Dix v. Kroger Co.6 is a good example of a plaintiff's presenting such evidence. In Dix, the plaintiff slipped on a grape in the defendant store's produce department. Id. at 19, 570 S.E.2d 89. Less than five minutes before the accident, a store employee had inspected the area in question and found no hazards. Id. at 19-20, 570 S.E.2d 89. However, plaintiff showed that three store employees were working at a service counter some 20-25 feet away and had an unobstructed view of the area where the fall occurred. Id. Plaintiff testified that it was possible that the grape was visible on the floor. Id. at 20, 570 S.E.2d 89. Based on this evidence, we held that a material issue of fact existed as to the store's constructive knowledge of the hazard, and we therefore reversed the trial court's grant of summary judgment to the defendant store. Id. at 21-22, 570 S.E.2d 89.

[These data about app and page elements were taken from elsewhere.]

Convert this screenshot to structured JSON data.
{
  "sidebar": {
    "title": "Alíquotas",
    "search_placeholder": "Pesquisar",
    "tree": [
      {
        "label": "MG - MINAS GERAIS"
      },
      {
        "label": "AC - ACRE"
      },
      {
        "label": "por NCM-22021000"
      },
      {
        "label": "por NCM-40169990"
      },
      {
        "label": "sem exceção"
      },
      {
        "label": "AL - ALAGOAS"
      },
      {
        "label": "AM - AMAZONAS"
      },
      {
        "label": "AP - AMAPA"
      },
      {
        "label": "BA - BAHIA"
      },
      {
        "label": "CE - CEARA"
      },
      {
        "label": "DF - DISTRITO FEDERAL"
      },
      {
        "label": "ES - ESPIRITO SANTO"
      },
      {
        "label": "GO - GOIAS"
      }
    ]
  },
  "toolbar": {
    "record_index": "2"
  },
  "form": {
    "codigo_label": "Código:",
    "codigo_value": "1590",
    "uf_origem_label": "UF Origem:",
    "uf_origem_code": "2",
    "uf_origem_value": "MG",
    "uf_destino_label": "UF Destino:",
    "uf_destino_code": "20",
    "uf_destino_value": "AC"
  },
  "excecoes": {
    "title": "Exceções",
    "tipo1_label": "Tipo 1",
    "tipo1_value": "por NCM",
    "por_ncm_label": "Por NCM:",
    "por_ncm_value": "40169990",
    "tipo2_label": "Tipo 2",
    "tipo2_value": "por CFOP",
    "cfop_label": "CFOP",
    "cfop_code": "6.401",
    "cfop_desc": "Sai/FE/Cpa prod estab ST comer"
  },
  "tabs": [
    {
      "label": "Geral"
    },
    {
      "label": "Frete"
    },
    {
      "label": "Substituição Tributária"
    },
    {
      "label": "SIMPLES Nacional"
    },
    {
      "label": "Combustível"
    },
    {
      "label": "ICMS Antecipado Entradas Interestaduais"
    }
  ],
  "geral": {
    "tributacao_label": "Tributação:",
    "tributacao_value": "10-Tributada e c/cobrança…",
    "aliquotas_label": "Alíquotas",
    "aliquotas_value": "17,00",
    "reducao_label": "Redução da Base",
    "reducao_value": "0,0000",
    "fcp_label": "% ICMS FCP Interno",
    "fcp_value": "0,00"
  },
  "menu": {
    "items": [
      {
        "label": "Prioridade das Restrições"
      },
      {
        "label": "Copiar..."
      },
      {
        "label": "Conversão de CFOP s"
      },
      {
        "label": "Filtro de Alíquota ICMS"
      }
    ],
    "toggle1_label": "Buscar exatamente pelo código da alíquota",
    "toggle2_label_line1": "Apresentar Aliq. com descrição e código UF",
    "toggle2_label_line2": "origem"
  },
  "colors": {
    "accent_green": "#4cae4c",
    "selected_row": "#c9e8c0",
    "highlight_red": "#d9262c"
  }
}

Here, as in Dix, some evidence showed that an employee had inspected the area only minutes prior to the accident. Nevertheless, also as in Dix, the evidence also showed that three employees of the restaurant were within a short distance (here seven feet) of the area where the accident occurred and were facing that area. Those employees had a clear, unobstructed view of that floor area. Plaintiff testified that she did not see the foreign substance prior to falling, but that she did see it after she fell and that she would have seen it (i.e., it was visible) had she looked down at the floor prior to falling. Indeed, another employee of the restaurant testified that “if there was something on the floor where ․ [plaintiff] had fallen, if there was anything there[,] they would have been able to see it from the cashier.”
This evidence shows that there is at least a disputed issue of fact as to whether the franchise owners had constructive knowledge of the hazard. See Dix v. Kroger Co., 257 Ga.App. at 21, 570 S.E.2d 89; Deal v. Children's World Learning Centers7 (employee facing area of puddle was only three feet away; summary judgment reversed). The cases cited by the franchise owners in their appellate brief as sustaining summary judgments are distinguishable as either having plaintiff's admission that the foreign substance was not visible (see, e.g., Watkins v. Home Depot U.S.A.;8 Bolton v. Wal-Mart Stores9 ) or as lacking any evidence on the first method of proving constructive knowledge and instead focusing on the second method (lack of reasonable care in inspecting the premises) (see, e.g., Markham v. Schuster's Enterprises;10 Matthews v. The Varsity, Inc.11 ).
Accordingly, the trial court erred in granting summary judgment to the defendant franchise owners here.
1. Matjoulis v. Integon Gen. Ins. Corp., 226 Ga.App. 459(1), 486 S.E.2d 684 (1997).
2. Robinson v. Kroger Co., 268 Ga. 735, 748-749(2)(b), 493 S.E.2d 403 (1997).
3. Taylor v. AmericasMart Real Estate, 287 Ga.App. 555, 560(2), 651 S.E.2d 754 (2007).
4. Prescott v. Colonial Properties Trust, 283 Ga.App. 753, 755(1), 642 S.E.2d 425 (2007).
5. Straughter v. J.H. Harvey Co., 232 Ga.App. 29(1), 500 S.E.2d 353 (1998).
6. Dix v. Kroger Co., 257 Ga.App. 19, 570 S.E.2d 89 (2002).
7. Deal v. Children's World Learning Centers, 235 Ga.App. 236, 238-239(2)(b), 509 S.E.2d 134 (1998).
8. Watkins v. Home Depot U.S.A., 259 Ga.App. 168, 169, 576 S.E.2d 563 (2003).
9. Bolton v. Wal-Mart Stores, 257 Ga.App. 198, 198-199, 570 S.E.2d 643 (2002).
10. Markham v. Schuster's Enterprises, 268 Ga.App. 313, 314-315, 601 S.E.2d 712 (2004).
11. Matthews v. The Varsity, Inc., 248 Ga.App. 512, 513-514(2), 546 S.E.2d 878 (2001).
BLACKBURN, Presiding Judge.
MILLER and ELLINGTON, JJ., concur.